Work order> What lines below contain the string "text"? List them all.

Website and app data records>
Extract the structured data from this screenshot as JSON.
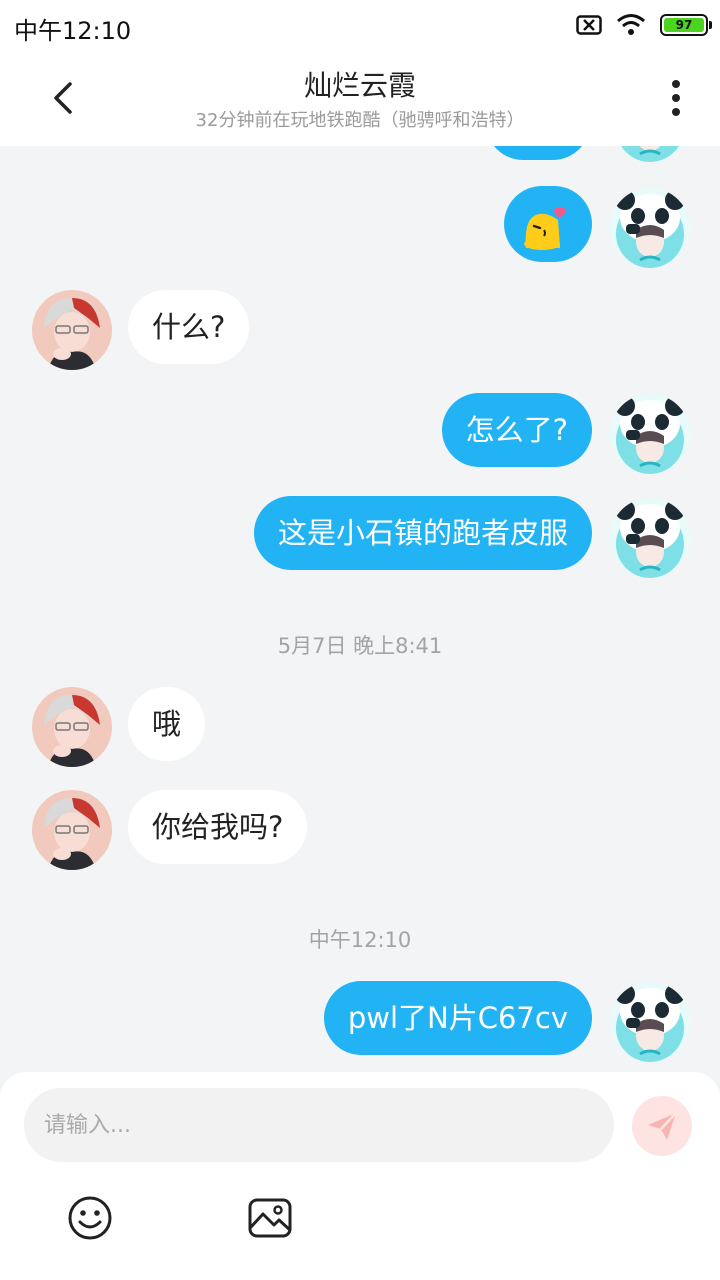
{
  "status_bar": {
    "time": "中午12:10",
    "battery": "97"
  },
  "header": {
    "title": "灿烂云霞",
    "subtitle": "32分钟前在玩地铁跑酷（驰骋呼和浩特）"
  },
  "messages": [
    {
      "side": "out",
      "kind": "emoji",
      "icon": "kiss-emoji"
    },
    {
      "side": "in",
      "text": "什么?"
    },
    {
      "side": "out",
      "text": "怎么了?"
    },
    {
      "side": "out",
      "text": "这是小石镇的跑者皮服"
    },
    {
      "kind": "timestamp",
      "text": "5月7日 晚上8:41"
    },
    {
      "side": "in",
      "text": "哦"
    },
    {
      "side": "in",
      "text": "你给我吗?"
    },
    {
      "kind": "timestamp",
      "text": "中午12:10"
    },
    {
      "side": "out",
      "text": "pwl了N片C67cv"
    }
  ],
  "composer": {
    "placeholder": "请输入...",
    "tools": [
      "smiley-icon",
      "image-icon"
    ],
    "send_icon": "send-icon"
  },
  "colors": {
    "outgoing_bubble": "#22b3f5",
    "incoming_bubble": "#ffffff",
    "background": "#f3f4f6",
    "send_button": "#fde4e3"
  }
}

Reply to the task>
      "text": "什么?"
      "text": "怎么了?"
      "text": "这是小石镇的跑者皮服"
      "text": "5月7日 晚上8:41"
      "text": "哦"
      "text": "你给我吗?"
      "text": "中午12:10"
      "text": "pwl了N片C67cv"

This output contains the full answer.